Latest_news It's Wednesday and time for the round up of interesting and/or intriguing New York law-related headlines from the past week:

Thank you. Thank you very much.

Thank_you_2The Daily Record wasn't published yesterday due to the holiday, so I fear you'll simply have to wait until next week to be dazzled by the pithy commentary and insightful legal analysis found in my weekly Legal Currents column.   Oh, the disappointment!

I also wanted to take this opportunity to thank all of my regular readers for putting up with my incessant pleas for support in the 2007 Weblog Awards contest.   Sui Generis came in 7th place and was also mentioned in this Rochester Business Journal article

David Lat at Above the Law carried the day with a well-deserved first place finish.  Way to go ATL!

The New York Legal Blog Round Up

Blawgs_2The weekend is over, and it's time for the weekly round up of interesting posts from my fellow New York legal bloggers. 

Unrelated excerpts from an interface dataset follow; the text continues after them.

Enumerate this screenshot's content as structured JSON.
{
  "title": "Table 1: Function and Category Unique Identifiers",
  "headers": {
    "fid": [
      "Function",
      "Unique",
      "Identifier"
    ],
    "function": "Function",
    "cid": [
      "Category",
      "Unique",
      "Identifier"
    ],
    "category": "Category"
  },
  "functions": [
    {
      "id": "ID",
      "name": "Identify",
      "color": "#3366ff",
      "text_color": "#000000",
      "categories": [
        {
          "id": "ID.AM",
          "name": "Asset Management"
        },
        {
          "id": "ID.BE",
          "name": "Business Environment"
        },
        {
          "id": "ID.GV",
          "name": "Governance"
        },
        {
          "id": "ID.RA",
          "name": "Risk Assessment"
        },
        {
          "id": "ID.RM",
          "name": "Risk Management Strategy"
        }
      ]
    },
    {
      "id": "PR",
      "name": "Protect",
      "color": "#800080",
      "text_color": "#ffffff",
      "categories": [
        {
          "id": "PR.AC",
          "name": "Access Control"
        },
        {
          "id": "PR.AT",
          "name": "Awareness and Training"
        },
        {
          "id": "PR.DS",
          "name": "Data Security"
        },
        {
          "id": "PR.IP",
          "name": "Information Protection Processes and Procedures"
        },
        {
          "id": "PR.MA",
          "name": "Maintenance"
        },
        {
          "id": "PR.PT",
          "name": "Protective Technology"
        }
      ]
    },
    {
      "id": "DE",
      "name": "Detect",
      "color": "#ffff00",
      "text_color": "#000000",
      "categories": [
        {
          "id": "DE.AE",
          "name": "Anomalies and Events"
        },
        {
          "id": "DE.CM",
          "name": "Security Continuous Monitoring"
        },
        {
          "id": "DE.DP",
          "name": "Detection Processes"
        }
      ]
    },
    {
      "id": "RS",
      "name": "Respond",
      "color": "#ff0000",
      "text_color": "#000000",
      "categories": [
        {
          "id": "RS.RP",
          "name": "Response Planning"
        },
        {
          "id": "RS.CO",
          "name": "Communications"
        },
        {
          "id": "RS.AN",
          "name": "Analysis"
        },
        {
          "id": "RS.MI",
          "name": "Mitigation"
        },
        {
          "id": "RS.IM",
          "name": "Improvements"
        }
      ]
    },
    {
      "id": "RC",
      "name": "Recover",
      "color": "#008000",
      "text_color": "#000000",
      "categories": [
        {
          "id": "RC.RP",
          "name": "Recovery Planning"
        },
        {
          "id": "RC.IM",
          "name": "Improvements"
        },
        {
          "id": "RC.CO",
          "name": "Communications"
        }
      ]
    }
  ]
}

But, first, I wanted to thank all of you for your support and for putting up with my multiple posts about the 2007 Weblog awards last week.  It was much appreciated!

And, now, without further ado, the round up:

A Buffalo Lawyer:

A Public Defender:

  • Enforcing the right to effective assistance of counsel (not sure if Gideon is a NY blogger, but he discusses the NYCLU's announcement that it will commence a lawsuit here in NY alleging Constitutional violations by the State for its failure to provide adequate resources to public defenders)

Indignant Indigent:

It's No-Fault of NY:

Juz The Fax:

Mental Disability Law Blog:

New York Attorney Malpractice Blog:

New York Personal Injury Law Blog:

  • Blawg Review #134 (an thorough and impressive round up with a NYC theme as its background)

New York Public Personnel Law:

No-Fault Paradise:

Simple Justice:

Wait a Second!:

Civil Rights and Wrongs

Billofrights01_2 It's been a while since I regularly posted about civil rights issues.  Quite frankly, I think that the news was becoming so depressing that I needed a break from it.  But, things are only getting worse and I feel a civic duty to chronicle the  dissolution of our civil rights.

So, on that cheery note, let's begin, shall we?

  • Wave to Big Brother, y'all:  Mark Klein, a whistleblower and former AT&T employee claims that NSA is screening internet data of all US citizens.  No, really? I never could have predicted that!
  • Because privacy is so yesterday:  Apparently, we, the American People, had better run out and buy neo-con dictionaries now that a " a top intelligence official says it is time that people in the United States changed their definition of privacy."  This, as Congress debates whether to revise the Foreign Intelligence Surveillance Act so as to grant immunity to telecom giants facing over 40 wiretapping lawsuits. (AP)
  • Resistance is futile:  The LAPD is mapping Muslim communities so that we can perfect them "map the locations of these closed, vulnerable communities, and in partnership with these communities . . . help [weave] these enclaves into the fabric of the larger society..."  (LA Times)